"The F91 Kepler is complete redesign of the classic Casio F-91W watch," Pegor explains of the open hardware effort. "This project completely replaces the original internals of the watch only keeping the original case and adding an OLED display and a Bluetooth-capable MCU [Microcontroller Unit]."
Originally released in 1989 as the follow-up to the Casio F-87W, the F-91W — designer Ryusuke Moriai's first for the company — is a chronograph watch with net and lap time modes, an hourly chime, daily alarm, and an annual calendar. Compared to a modern smartwatch, though, the feature set is a little spartan — the calendar doesn't even understand leap years, never mind offer CalDav synchronization — leaving the iconic watch ripe for an upgrade.

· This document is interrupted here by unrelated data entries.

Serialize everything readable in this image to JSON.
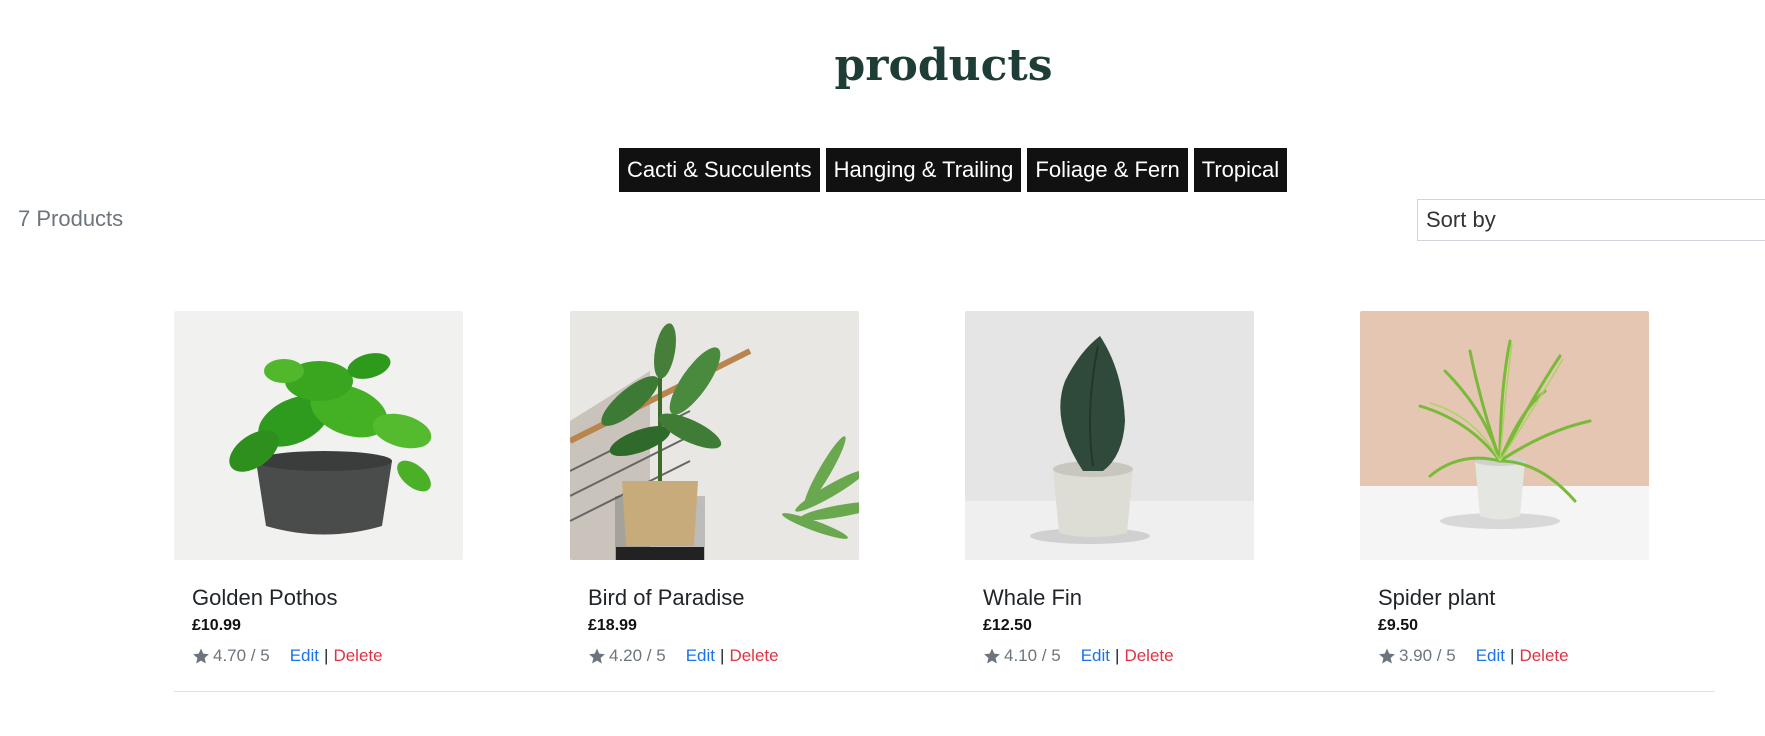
{
  "page": {
    "title": "products"
  },
  "categories": [
    "Cacti & Succulents",
    "Hanging & Trailing",
    "Foliage & Fern",
    "Tropical"
  ],
  "product_count": "7 Products",
  "sort": {
    "label": "Sort by"
  },
  "products": [
    {
      "name": "Golden Pothos",
      "price": "£10.99",
      "rating": "4.70 / 5",
      "edit": "Edit",
      "sep": "|",
      "delete": "Delete"
    },
    {
      "name": "Bird of Paradise",
      "price": "£18.99",
      "rating": "4.20 / 5",
      "edit": "Edit",
      "sep": "|",
      "delete": "Delete"
    },
    {
      "name": "Whale Fin",
      "price": "£12.50",
      "rating": "4.10 / 5",
      "edit": "Edit",
      "sep": "|",
      "delete": "Delete"
    },
    {
      "name": "Spider plant",
      "price": "£9.50",
      "rating": "3.90 / 5",
      "edit": "Edit",
      "sep": "|",
      "delete": "Delete"
    }
  ],
  "colors": {
    "title": "#1e3d36",
    "edit": "#1a73e8",
    "delete": "#dc3545",
    "nav_bg": "#111111"
  }
}
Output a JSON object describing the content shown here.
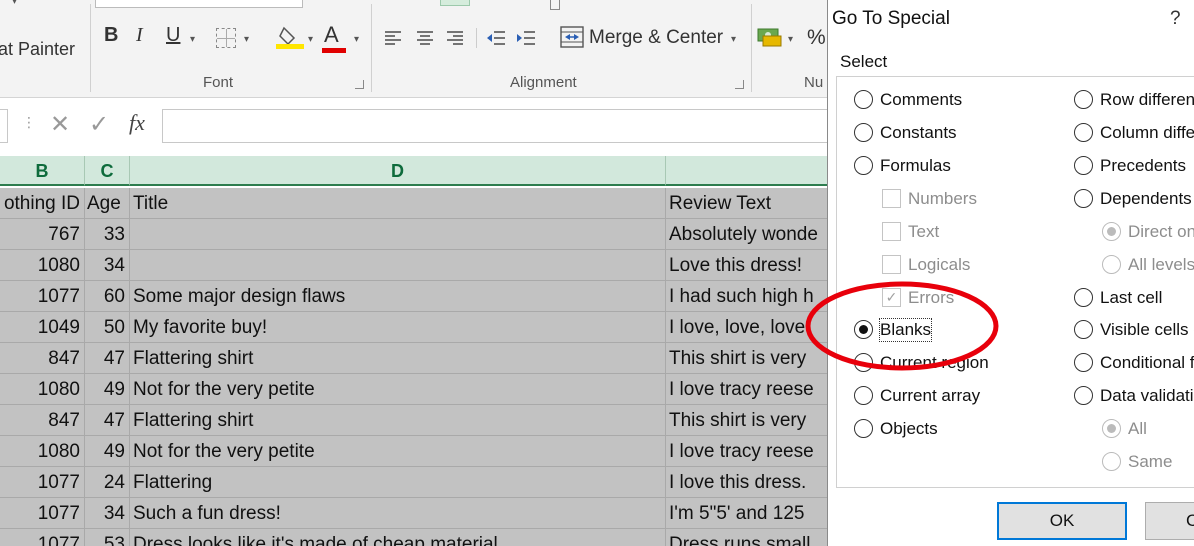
{
  "ribbon": {
    "format_painter": "at Painter",
    "bold": "B",
    "italic": "I",
    "underline": "U",
    "font_color_letter": "A",
    "merge_center": "Merge & Center",
    "percent": "%",
    "group_font": "Font",
    "group_alignment": "Alignment",
    "group_number": "Nu",
    "colors": {
      "highlight_yellow": "#ffe600",
      "font_red": "#e00000",
      "excel_green": "#217346"
    }
  },
  "formula_bar": {
    "fx_label": "fx",
    "cancel_glyph": "✕",
    "enter_glyph": "✓",
    "value": ""
  },
  "grid": {
    "columns": [
      "B",
      "C",
      "D"
    ],
    "header_row": {
      "b": "othing ID",
      "c": "Age",
      "d": "Title",
      "e": "Review Text"
    },
    "rows": [
      {
        "b": "767",
        "c": "33",
        "d": "",
        "e": "Absolutely wonde"
      },
      {
        "b": "1080",
        "c": "34",
        "d": "",
        "e": "Love this dress!"
      },
      {
        "b": "1077",
        "c": "60",
        "d": "Some major design flaws",
        "e": "I had such high h"
      },
      {
        "b": "1049",
        "c": "50",
        "d": "My favorite buy!",
        "e": "I love, love, love"
      },
      {
        "b": "847",
        "c": "47",
        "d": "Flattering shirt",
        "e": "This shirt is very"
      },
      {
        "b": "1080",
        "c": "49",
        "d": "Not for the very petite",
        "e": "I love tracy reese"
      },
      {
        "b": "847",
        "c": "47",
        "d": "Flattering shirt",
        "e": "This shirt is very"
      },
      {
        "b": "1080",
        "c": "49",
        "d": "Not for the very petite",
        "e": "I love tracy reese"
      },
      {
        "b": "1077",
        "c": "24",
        "d": "Flattering",
        "e": "I love this dress."
      },
      {
        "b": "1077",
        "c": "34",
        "d": "Such a fun dress!",
        "e": "I'm 5\"5' and 125"
      },
      {
        "b": "1077",
        "c": "53",
        "d": "Dress looks like it's made of cheap material",
        "e": "Dress runs small"
      }
    ]
  },
  "dialog": {
    "title": "Go To Special",
    "help": "?",
    "group_label": "Select",
    "left_options": [
      {
        "label": "Comments",
        "kind": "radio",
        "checked": false,
        "disabled": false
      },
      {
        "label": "Constants",
        "kind": "radio",
        "checked": false,
        "disabled": false
      },
      {
        "label": "Formulas",
        "kind": "radio",
        "checked": false,
        "disabled": false
      },
      {
        "label": "Numbers",
        "kind": "check",
        "checked": false,
        "disabled": true
      },
      {
        "label": "Text",
        "kind": "check",
        "checked": false,
        "disabled": true
      },
      {
        "label": "Logicals",
        "kind": "check",
        "checked": false,
        "disabled": true
      },
      {
        "label": "Errors",
        "kind": "check",
        "checked": true,
        "disabled": true
      },
      {
        "label": "Blanks",
        "kind": "radio",
        "checked": true,
        "disabled": false
      },
      {
        "label": "Current region",
        "kind": "radio",
        "checked": false,
        "disabled": false
      },
      {
        "label": "Current array",
        "kind": "radio",
        "checked": false,
        "disabled": false
      },
      {
        "label": "Objects",
        "kind": "radio",
        "checked": false,
        "disabled": false
      }
    ],
    "right_options": [
      {
        "label": "Row differen",
        "kind": "radio",
        "checked": false,
        "disabled": false
      },
      {
        "label": "Column diffe",
        "kind": "radio",
        "checked": false,
        "disabled": false
      },
      {
        "label": "Precedents",
        "kind": "radio",
        "checked": false,
        "disabled": false
      },
      {
        "label": "Dependents",
        "kind": "radio",
        "checked": false,
        "disabled": false
      },
      {
        "label": "Direct on",
        "kind": "radio",
        "checked": true,
        "disabled": true
      },
      {
        "label": "All levels",
        "kind": "radio",
        "checked": false,
        "disabled": true
      },
      {
        "label": "Last cell",
        "kind": "radio",
        "checked": false,
        "disabled": false
      },
      {
        "label": "Visible cells o",
        "kind": "radio",
        "checked": false,
        "disabled": false
      },
      {
        "label": "Conditional f",
        "kind": "radio",
        "checked": false,
        "disabled": false
      },
      {
        "label": "Data validatio",
        "kind": "radio",
        "checked": false,
        "disabled": false
      },
      {
        "label": "All",
        "kind": "radio",
        "checked": true,
        "disabled": true
      },
      {
        "label": "Same",
        "kind": "radio",
        "checked": false,
        "disabled": true
      }
    ],
    "ok_label": "OK",
    "cancel_label": "C",
    "annotation_color": "#e8000b"
  }
}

Pegor's replacement hardware, built around a Texas Instruments CC2640 Arm Cortex-M3 chip with Bluetooth Low Energy (BLE) capability, sits inside an original F-91W housing and offers smartphone connectivity with call and message notifications appearing on a bar to the top of the OLED display. At the time of writing, though, a number of features were missing: Only a single one of the watch's buttons works, as a screen-wake button designed to boost battery life to 15 days per charge, and there's no companion app for the phone side.
"At this point," Pegor explains of the project's status, "(read more like year ago,) I am burnt out from this project and now I figured to open it up and hopefully more people can be involved." As a result, the maker has published the hardware design files, firmware, and "completely unfinished software" under a permissive license.
Pegor isn't the only maker who misses the Casio F-91W form factor but wishes for modern innards: Joey Castillo, of Oddly Specific Objects fame, designed his own replacement motherboard dubbed the Sensor Watch — but while the Sensor Watch retains the original Casio LCD, the F91 Kepler comes with its own graphical OLED panel — reusing only the case from the original watch.
All the files for the F91 Kepler are available in Pegor's GitLab repository, under the permissive MIT license.